Innes’s career after leaving university is obscure, though he joined the Whig Club on 7 Mar. 1797. He was described in 1809 as ‘a mercantile man in London’,2 but he has not been positively identified as such. In 1796 he was living at 18 Tavistock Street and by 1805, when he had moved to 50 Charlotte Street, he had bought the Lochalsh estate from Francis Humberston Mackenzie*, Lord Seaforth. Seaforth, who told Lord Melville that Innes was ‘a gentleman of large fortune and very high character’,3 used him as a locum to safeguard the Ross-shire seat for his son, who was not yet of age, at a contested by-election in 1809. The Whigs classed him under ‘Government’ in March 1810, and he voted with ministers in the decisive divisions on the Scheldt inquiry on the 30th. He voted against the release of John Gale Jones, 16 Apr., sinecure reductions, 17 May, and parliamentary reform, 21 May 1810, but, following Seaforth’s line, sided with opposition on the Regency, 1 and 21 Jan. 1811. His name does not appear in any of the subsequent surviving division lists of the 1807 Parliament.
At the general election of 1812 Innes made way for Seaforth’s son in the county and was himself returned, after another contest, for Tain Burghs, where Seaforth co-operated with the Sutherland interest.
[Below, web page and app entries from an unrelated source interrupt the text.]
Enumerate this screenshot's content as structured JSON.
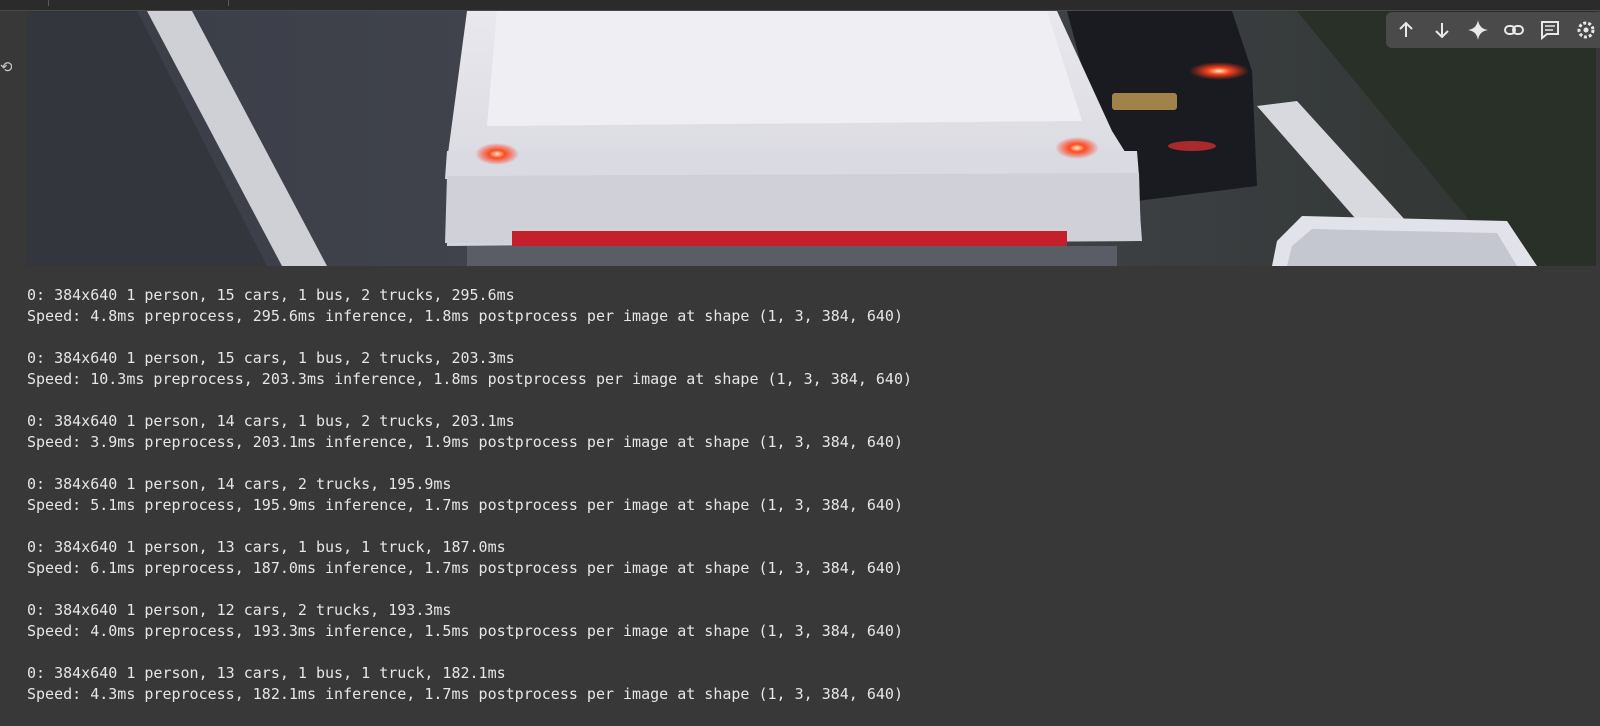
{
  "toolbar": {
    "buttons": [
      {
        "icon": "arrow-up-icon",
        "label": "Move cell up"
      },
      {
        "icon": "arrow-down-icon",
        "label": "Move cell down"
      },
      {
        "icon": "sparkle-icon",
        "label": "Gemini"
      },
      {
        "icon": "link-icon",
        "label": "Copy link to cell"
      },
      {
        "icon": "comment-icon",
        "label": "Add comment"
      },
      {
        "icon": "settings-icon",
        "label": "Settings"
      }
    ]
  },
  "image": {
    "description_icon": "video-frame-image"
  },
  "output_log": [
    {
      "detection": "0: 384x640 1 person, 15 cars, 1 bus, 2 trucks, 295.6ms",
      "speed": "Speed: 4.8ms preprocess, 295.6ms inference, 1.8ms postprocess per image at shape (1, 3, 384, 640)"
    },
    {
      "detection": "0: 384x640 1 person, 15 cars, 1 bus, 2 trucks, 203.3ms",
      "speed": "Speed: 10.3ms preprocess, 203.3ms inference, 1.8ms postprocess per image at shape (1, 3, 384, 640)"
    },
    {
      "detection": "0: 384x640 1 person, 14 cars, 1 bus, 2 trucks, 203.1ms",
      "speed": "Speed: 3.9ms preprocess, 203.1ms inference, 1.9ms postprocess per image at shape (1, 3, 384, 640)"
    },
    {
      "detection": "0: 384x640 1 person, 14 cars, 2 trucks, 195.9ms",
      "speed": "Speed: 5.1ms preprocess, 195.9ms inference, 1.7ms postprocess per image at shape (1, 3, 384, 640)"
    },
    {
      "detection": "0: 384x640 1 person, 13 cars, 1 bus, 1 truck, 187.0ms",
      "speed": "Speed: 6.1ms preprocess, 187.0ms inference, 1.7ms postprocess per image at shape (1, 3, 384, 640)"
    },
    {
      "detection": "0: 384x640 1 person, 12 cars, 2 trucks, 193.3ms",
      "speed": "Speed: 4.0ms preprocess, 193.3ms inference, 1.5ms postprocess per image at shape (1, 3, 384, 640)"
    },
    {
      "detection": "0: 384x640 1 person, 13 cars, 1 bus, 1 truck, 182.1ms",
      "speed": "Speed: 4.3ms preprocess, 182.1ms inference, 1.7ms postprocess per image at shape (1, 3, 384, 640)"
    }
  ]
}
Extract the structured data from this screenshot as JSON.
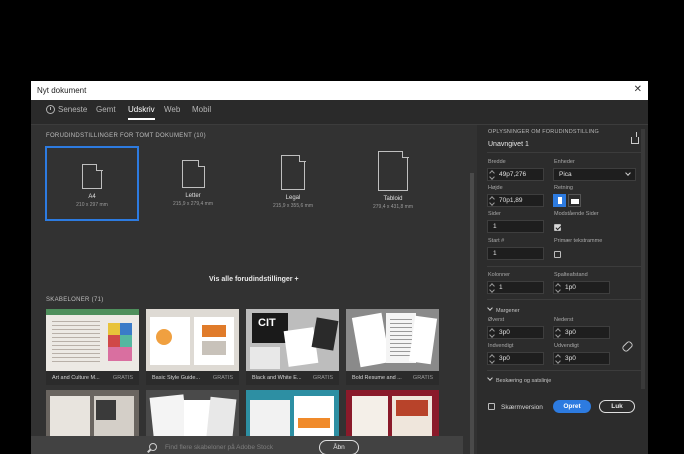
{
  "dialog": {
    "title": "Nyt dokument",
    "close_glyph": "✕"
  },
  "tabs": [
    {
      "label": "Seneste",
      "icon": "clock-icon"
    },
    {
      "label": "Gemt"
    },
    {
      "label": "Udskriv",
      "active": true
    },
    {
      "label": "Web"
    },
    {
      "label": "Mobil"
    }
  ],
  "presets": {
    "heading": "FORUDINDSTILLINGER FOR TOMT DOKUMENT  (10)",
    "items": [
      {
        "name": "A4",
        "size": "210 x 297 mm",
        "selected": true
      },
      {
        "name": "Letter",
        "size": "215,9 x 279,4 mm"
      },
      {
        "name": "Legal",
        "size": "215,9 x 355,6 mm"
      },
      {
        "name": "Tabloid",
        "size": "279,4 x 431,8 mm"
      }
    ],
    "see_all": "Vis alle forudindstillinger +"
  },
  "templates": {
    "heading": "SKABELONER  (71)",
    "items": [
      {
        "name": "Art and Culture M...",
        "price": "GRATIS"
      },
      {
        "name": "Basic Style Guide...",
        "price": "GRATIS"
      },
      {
        "name": "Black and White E...",
        "price": "GRATIS"
      },
      {
        "name": "Bold Resume and ...",
        "price": "GRATIS"
      },
      {
        "name": "",
        "price": ""
      },
      {
        "name": "",
        "price": ""
      },
      {
        "name": "",
        "price": ""
      },
      {
        "name": "",
        "price": ""
      }
    ],
    "search_placeholder": "Find flere skabeloner på Adobe Stock",
    "open_label": "Åbn"
  },
  "details": {
    "heading": "OPLYSNINGER OM FORUDINDSTILLING",
    "doc_name": "Unavngivet 1",
    "width_label": "Bredde",
    "width_value": "49p7,276",
    "units_label": "Enheder",
    "units_value": "Pica",
    "height_label": "Højde",
    "height_value": "70p1,89",
    "orientation_label": "Retning",
    "pages_label": "Sider",
    "pages_value": "1",
    "facing_label": "Modstående Sider",
    "start_label": "Start #",
    "start_value": "1",
    "primary_frame_label": "Primær tekstramme",
    "columns_label": "Kolonner",
    "columns_value": "1",
    "gutter_label": "Spalteafstand",
    "gutter_value": "1p0",
    "margins_label": "Margener",
    "top_label": "Øverst",
    "top_value": "3p0",
    "bottom_label": "Nederst",
    "bottom_value": "3p0",
    "inside_label": "Indvendigt",
    "inside_value": "3p0",
    "outside_label": "Udvendigt",
    "outside_value": "3p0",
    "bleed_label": "Beskæring og satslinje",
    "preview_label": "Skærmversion",
    "create_label": "Opret",
    "close_label": "Luk"
  }
}
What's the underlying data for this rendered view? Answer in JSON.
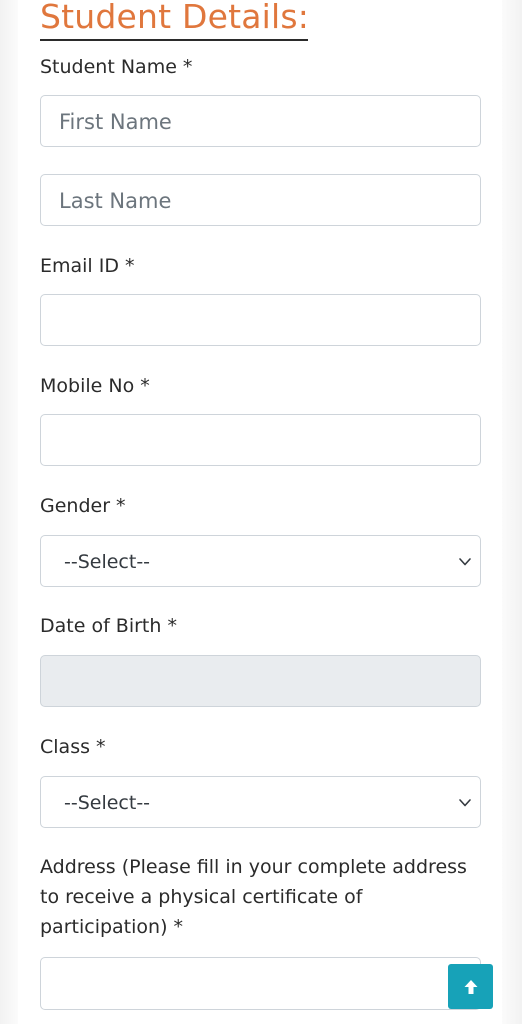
{
  "form": {
    "title": "Student Details:",
    "student_name": {
      "label": "Student Name *",
      "first_name_placeholder": "First Name",
      "last_name_placeholder": "Last Name"
    },
    "email": {
      "label": "Email ID *",
      "value": ""
    },
    "mobile": {
      "label": "Mobile No *",
      "value": ""
    },
    "gender": {
      "label": "Gender *",
      "selected": "--Select--"
    },
    "dob": {
      "label": "Date of Birth *",
      "value": ""
    },
    "class": {
      "label": "Class *",
      "selected": "--Select--"
    },
    "address": {
      "label": "Address (Please fill in your complete address to receive a physical certificate of participation) *",
      "value": ""
    }
  },
  "icons": {
    "select_chevron": "chevron-down-icon",
    "scroll_top": "arrow-up-icon"
  },
  "colors": {
    "title": "#e0773d",
    "input_border": "#ced4da",
    "disabled_bg": "#e9ecef",
    "scroll_top_button": "#17a2b8"
  }
}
He retained the seat for 18 years. On 18 Nov. 1812 George Rose, reviewing an analysis of Members’ political affiliations, remarked of Innes: ‘marked pro, was invariably hostile; there may have been a late explanation’.4 Ministers eventually numbered him among their supporters. He is not known to have divided against them before 1820 but, for all his later boasts that he had ‘paid every attention to my duty, travelled many thousand miles, and most zealously supported his Majesty’s government’,5 he was clearly a lax attender. His only recorded votes in the 1812 and 1818 Parliaments, apart from those against Catholic relief, 2 Mar., 11 and 24 May 1813, 9 May 1817, were in the divisions on the civil list accounts, 8 May 1815, 6 and 24 May 1816, the Duke of Clarence’s allowance, 15 Apr. 1818, Tierney’s censure motion, 18 May, and the foreign enlistment bill, 10 June 1819. He is not known to have spoken in the House before 1820.
In 1818, Innes obtained the baronetcy which he had been pursuing for at least two years, but his applications to be appointed a commissioner of the Caledonian canal and secretary to the order of the Thistle were unsuccessful.6 He died, ‘aged 67’, 16 Aug. 1831.7